Using only 101 pieces, Jonas Kramm creates a brilliant two-mast ship inspired by Käpt’n Blaubär. As you’d expect clever part usage abounds, but the best bit may be the rowboat that gets upscaled into the ship’s hull. The doubled white 3×4 curved panels for sails are brilliant as well, giving a great sense of motion to the build. There’s even a tiny masthead mermaid made from an orange bow and a a carrot top for a tail.
The 101 piece limit comes from the contest rules for the RogueOlympics, and Jonas has pledged to be back with even more 101 element creations. Maybe these builds can help inspire you to try your hand at your own microscale building!

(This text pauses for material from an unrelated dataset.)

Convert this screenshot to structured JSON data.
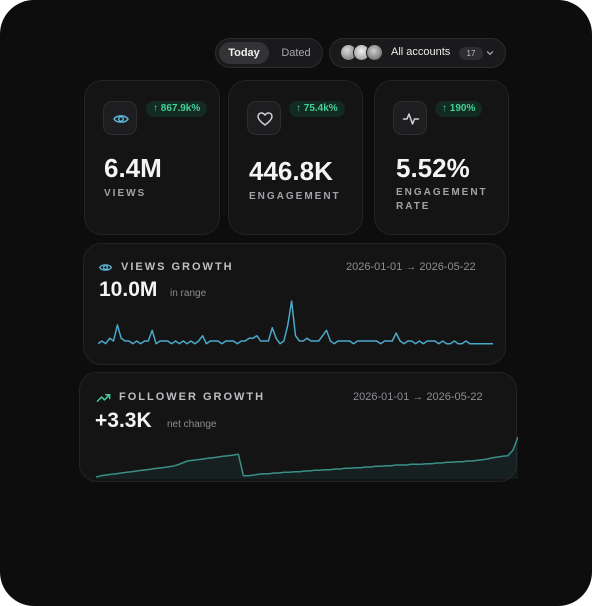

One of the beloved classics from LEGO is the Pirates theme. It first saw its debut in 1989 and made waves through the mid-90s capturing the imagination of young ones all over the planet. These days, fans who grew up during the early days of LEGO’s early success pine for a return of the three golden classic themes: Space, Castle, and Pirates. LEGO is well aware of this and instead of an outright re-issue, the inspiration never died, but only revived and modernised to steal the hearts and minds of the newer generation today. One such example is the latest Ideas set, 21322 Pirates of Barracuda Bay. Now, I believe there’s a good chance the LEGO Creator Pirate Ship will be remembered decades later repeating the very same cycle of nostalgia, albeit in its own special and unique way. The LEGO Creator 3-in-1 31109 Pirate Ship has 1,264 pieces and comes with four minifigures. The set is slated for a June 1 release, but the final price has yet to be revealed, but we will update this review as soon as we can confirm it. Let’s up anchor and set sail for a journey of discovery on how the LEGO Creator Pirate ship fares in today’s context.
LEGO’s Summer 2020 wave of sets is starting to take shape with new product reveals on their way. First up, we are getting a look at the LEGO Creator 3-in-1 sets that feature a huge pirate ship with brick-built sails (following even more pirates from Barracuda Bay), a lunar explorer and a family camper van.
The sets were revealed by Portuguese retailer JB Net, and though we do not know their exact release date, they should start becoming available starting aroundJune. Pricing and piece counts remain unknown at this time, though we will update this article when more information becomes available.
Well, what do they have in common? Absolutely nothing! Sorry to disappoint you, but this is really more of an abstract art challenged driven by a contest to build a LEGO creation in a single color. Builder Markus Rollbühler cleverly builds a gravity-defying paint bucket and a tiny pirate ship sailing off the edges of spilt paint. So, since we’re on the topic, what’s a pirate’s favorite color? For sure it’s not yellow, but.. if you’ve not gotten it yet, it’s ARR-inge.